The Desert. Doesn’t really have a very glamorous ring does it? No way to dress it up, making it look pretty or even presentable.
Dry, Alone. Maybe even abandoned? It's not somewhere I’d like to visit, much less live.
Regardless, the desert has become a part of my story.
For a significant season, my husband and I lived in a community of deeply committed friendships, people we loved and trusted dearly. We were like a Mama and Papa to this beautiful, eclectic, dynamic, extended-family.
Sadly, some betrayed us, sabotaging our leadership and relationships.
It was a series of events filled with confusion, pain and sorrow. The attitudes demonstrated, the strategic ways we were undermined, and the gossip were extremely hurtful. Honestly I felt de-humanized, and discarded.
Our reputations were negatively impacted, not to mention our kids, our careers, our finances, our community, our friendships...everything. Disorienting pain, loneliness, confusion and anger...it's a numbness which cannot be denied.
Welcome to the desert. Can you relate?
I was racked with pain in a way that every movement of heart was like a stab in the chest. I remember it clearly: grasping, suffocating in the oxygen-less void of sorrow, yet desperately grasping for breath or hope.
I’m a fighter by nature, but I soon realized that all of the tools that had worked before didn’t work here.
It was as if the atmosphere had changed. Gravity no longer pulled down, like walking out your front door and finding yourself on another planet. I kept thinking, "This can’t be real. Surely, I’ll wake up and this will all go away." And God...well, "Where was He?"
Everything in me wanted to quit. But, before God, could I?
Should I quit on life? On people? On community or relationships? What about on expecting joy again, on dreaming dreams, on hope, on “my calling?” Do I quit? As I was emotionally and spiritually lying in the ICU, I contemplated this question, Holy Spirit dropped these words in my spirit. “Wait for the Lord; be strong and take heart and wait for the Lord.” Psalm 27:14

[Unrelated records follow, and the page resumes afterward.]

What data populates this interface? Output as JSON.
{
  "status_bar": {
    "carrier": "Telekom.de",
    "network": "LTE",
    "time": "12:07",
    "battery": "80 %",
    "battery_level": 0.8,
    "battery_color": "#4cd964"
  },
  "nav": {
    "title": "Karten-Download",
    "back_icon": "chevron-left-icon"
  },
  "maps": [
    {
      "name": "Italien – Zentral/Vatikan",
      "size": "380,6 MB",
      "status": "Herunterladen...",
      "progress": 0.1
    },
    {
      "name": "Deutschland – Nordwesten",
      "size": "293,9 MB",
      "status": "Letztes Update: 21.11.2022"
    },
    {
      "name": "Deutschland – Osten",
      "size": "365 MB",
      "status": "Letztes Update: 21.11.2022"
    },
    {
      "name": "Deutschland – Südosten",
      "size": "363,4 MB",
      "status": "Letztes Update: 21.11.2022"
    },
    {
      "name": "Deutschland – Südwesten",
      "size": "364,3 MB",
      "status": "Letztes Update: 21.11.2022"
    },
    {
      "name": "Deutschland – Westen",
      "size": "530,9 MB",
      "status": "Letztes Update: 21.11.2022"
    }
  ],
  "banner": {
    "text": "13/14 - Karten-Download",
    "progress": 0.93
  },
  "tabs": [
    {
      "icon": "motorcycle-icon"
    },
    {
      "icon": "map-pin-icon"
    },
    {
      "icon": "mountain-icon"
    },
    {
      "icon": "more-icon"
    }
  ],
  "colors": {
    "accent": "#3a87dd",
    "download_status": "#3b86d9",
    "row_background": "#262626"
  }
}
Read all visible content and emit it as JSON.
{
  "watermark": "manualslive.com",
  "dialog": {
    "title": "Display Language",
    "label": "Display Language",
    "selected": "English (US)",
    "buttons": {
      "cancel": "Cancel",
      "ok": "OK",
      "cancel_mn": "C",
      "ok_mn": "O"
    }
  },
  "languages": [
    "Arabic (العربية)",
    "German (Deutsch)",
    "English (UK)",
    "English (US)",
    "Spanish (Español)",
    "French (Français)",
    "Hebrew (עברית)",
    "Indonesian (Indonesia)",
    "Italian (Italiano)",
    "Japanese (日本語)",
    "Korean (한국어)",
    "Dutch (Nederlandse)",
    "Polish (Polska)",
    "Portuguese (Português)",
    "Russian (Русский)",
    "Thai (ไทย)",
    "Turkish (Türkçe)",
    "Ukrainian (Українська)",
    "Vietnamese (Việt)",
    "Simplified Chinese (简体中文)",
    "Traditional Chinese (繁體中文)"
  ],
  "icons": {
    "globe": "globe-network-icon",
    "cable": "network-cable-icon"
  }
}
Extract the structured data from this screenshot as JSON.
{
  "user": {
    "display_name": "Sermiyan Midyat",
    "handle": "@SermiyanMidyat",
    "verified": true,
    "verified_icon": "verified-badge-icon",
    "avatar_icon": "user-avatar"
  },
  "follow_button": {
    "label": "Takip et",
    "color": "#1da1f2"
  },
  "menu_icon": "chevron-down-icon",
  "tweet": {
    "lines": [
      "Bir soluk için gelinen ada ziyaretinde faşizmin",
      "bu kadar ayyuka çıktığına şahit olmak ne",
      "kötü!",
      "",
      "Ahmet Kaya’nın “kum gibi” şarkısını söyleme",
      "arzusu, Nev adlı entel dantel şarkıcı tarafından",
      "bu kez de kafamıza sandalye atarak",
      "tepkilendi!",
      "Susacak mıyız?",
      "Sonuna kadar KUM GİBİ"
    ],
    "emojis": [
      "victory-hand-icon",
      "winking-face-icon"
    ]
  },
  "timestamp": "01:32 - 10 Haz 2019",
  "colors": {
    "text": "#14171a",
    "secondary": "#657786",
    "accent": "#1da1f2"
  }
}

I would love to say that I was washed with a warm feeling of God’s closeness and goodness, and was instantly filled with joy, vision, and confidence.
Actually, the idea of waiting made me feel furious. My assignment is waiting?!? Seriously?
But sometimes the fighting stops, exhaustion wins, and waiting starts. Believe me, if I could have ripped the IV out of my arm, shed my body cast, and escaped the involuntary asylum, I would have. But when you can’t even find the feeling in your legs and arms and heart, you can’t. All you can do is wait.
I wanted to “do” something, but God wanted me to just “be”... and that meant waiting.
At first it felt miserable, like staring at blinding hot sand just wishing (or screaming) for water. But, slowly the ground froze, and in spite of what seemed like a never ending winter with no Christmas, my heart began to rest in its dormancy. And eventually (like 2 years later!) the reach of my heart, my hunger for God’s presence, my longing and desperation for Him, began to grow like the seeds in my garden reach for the sun.
Never before had I felt so “poor in spirit” and yet knew the Kingdom was within arms reach. And as my reach strengthened, I began to feel real again.
I was so blessed during this season with amazingly godly men and women, affirming this season of waiting. They listened, challenged, and helped me wait and not quit. Most importantly, they invited me to make friends with pain. These friends were “with me” in a way that I hope I can “be with" someone else someday. They sat in my anguish with me, teaching me to wait until I could see Jesus there too.
I’m not exactly sure what the next season is, but I can definitely see it on the horizon. I’m feeling thankful, alive, and human. God is whispering His dreams to me, inviting me on adventure with Him again. The longer I walk with Jesus, the more and more I experience what He experienced, even the tough parts.
Having survived the desert I realize that looking more like Him cannot be grasped by “wishing” or “believing”, but by actually walking in His footsteps.
Maybe you've gone through unexplained trials (or are in the middle of them now!) You have wondered where God is in those moments. I'm here to tell you that this raw, painful place can lead to hope. Don't quit! I've seen the other side; He will make all things new. It's what He does.
Beth and her husband, Ken, have been passionately married for 20 years and have 4 strong-willed, incredible kids. Currently on staff with CRM Leaders, they feel called to partner with Jesus as He raises up new understandings and expressions in the Church, worldwide. Beth cultivates the heart of a shepherd, a worshiper, and a disciple of Jesus. She encourages women to be fascinated with Jesus while developing sustainable rhythms of listening and responding to Him.
Besides loving on her family and friends, she can often be found playing in the garden with her dog and urban chickens in tow.